The Ambassadors

Jacques Lacan exemplified the presence, the encounter with the gaze with Hans Holbein’s painting “The Ambassadors”. The 16th century interior in which the two characters are represented is violently disrupted by a figure in the middle, which at a first sight resembles nothing and puzzles the viewer. The figure of the skull floating randomly between the painting’s borders annihilates everything the painting otherwise depicts. All the symbols of power, arts and science are disavowed by the view of the skull, which stresses the futility of everything in the symbolic order. I am bringing this 16th century painting into discussion because I find the skull’s intrusion, given as an example of the power of the gaze by Lacan himself, similar to the presence of Kubrick’s black monolith in the middle of the white neoclassical room, as well as in the African Savannah. This element’s presence is uncanny. The monolith is there but viewed from a rational perspective, shaped by the rules of the symbolic world, it is not supposed to be there. The image is complete without it and its presence only bothers, stirs and makes the viewer uncomfortable, exactly as the skull in Holbein’s painting. But in contrast to the skull, the monolith has a neutral shape, cannot be read as an imagistic symbol for anything. It is a black block with no traces of features to trigger any kind of connotative meaning, in the middle of an image which would make perfect sense otherwise. Unlike the skull which is immediately read as a symbol of death, as a memento mori, the monolith stands for nothing but itself. One cannot pinpoint its nature or its purpose, its beginning or its end, the only fact that one can know is that the monolith exists, it is real and it is present. Furthermore, it is literally a foreign body, an extraterrestrial entity.

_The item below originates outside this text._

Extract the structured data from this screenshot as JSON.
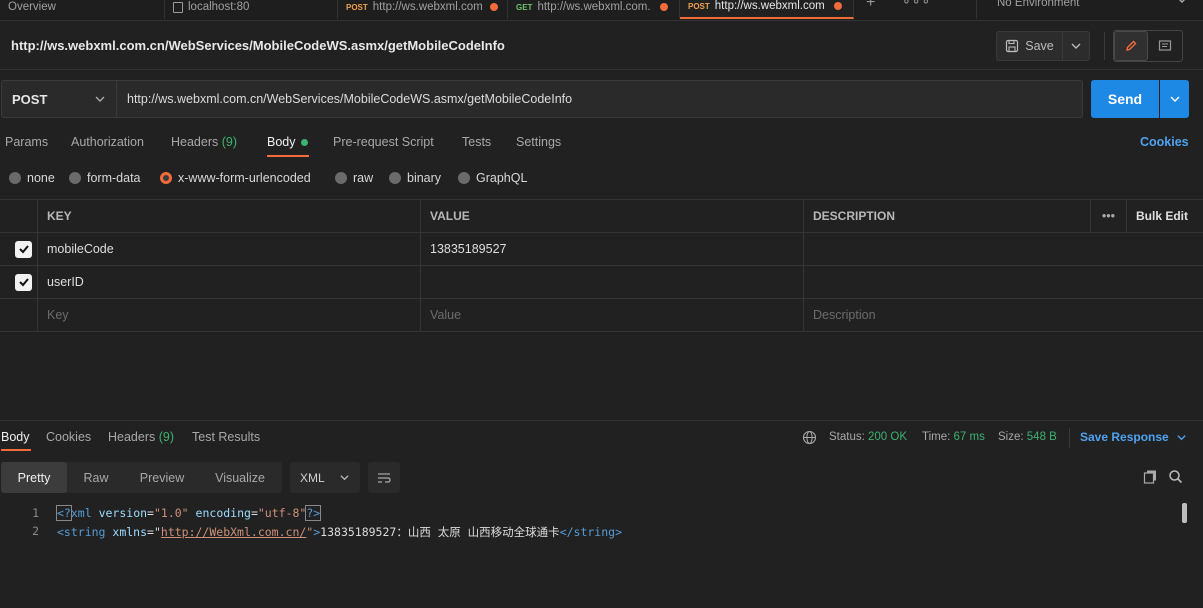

In what concerns the last apparition of the monolith, it seems to force itself in the symbolic structure. The visual contrast between the white room and the black entity enforces the differences in the nature of the two. Bowman, the human subject is “trapped” in the room, he cannot escape the influence of the monolith. His behaviour does not change, but he involves in a silent dialogue with the monolith, a dialogue which is beyond words, which has no use or need for language. It is so powerful that defies language, and with it defies the worldly order and structure. The dialogue between the monolith and the character is out of reach for the spectator, but, nevertheless, the monolith’s power, the gaze, transcends the screen and proposes a different dialogue to every eyes which are set on it, because one cannot avoid the gaze.

Maybe the final encounter with the monolith is not meant to be deciphered like one would crack down a code, like it would be a conglomeration of symbols which read in the correct order and by the right pattern reflect the great truth. Maybe it is supposed to be felt, and it is itself an encounter with the great truth, with the big Other, an encounter with no need for words, or symbols, or meanings. Maybe it is so puzzling because of our need for structure, for meaning and because of our incapacity to accept the existence of non-sense and only of senses. It might just be a moment of freedom for the character and for the spectators and the movie closes to an end with the Star Childs gaze at the spectator. And therefore, the monolith is the “representative of the representation”. A monolith within a monolith. A fantasy.


  1. http://convergencia.aocc.free.fr/texte/simpson-a.htm
  2. http://cynicalcelluloid.blogspot.in/2012/01/2001-analysis-of-last-10-minutes.html?zx=e7fb7312030e1b83
  3. http://mariabiancam.coventry.domains/screen-cultures-and-selves/kubricks-monolith-and-lacans-gaze/

Further Reading:

  1. https://www.artsy.net/article/artsy-editorial-centuries-people-las-meninas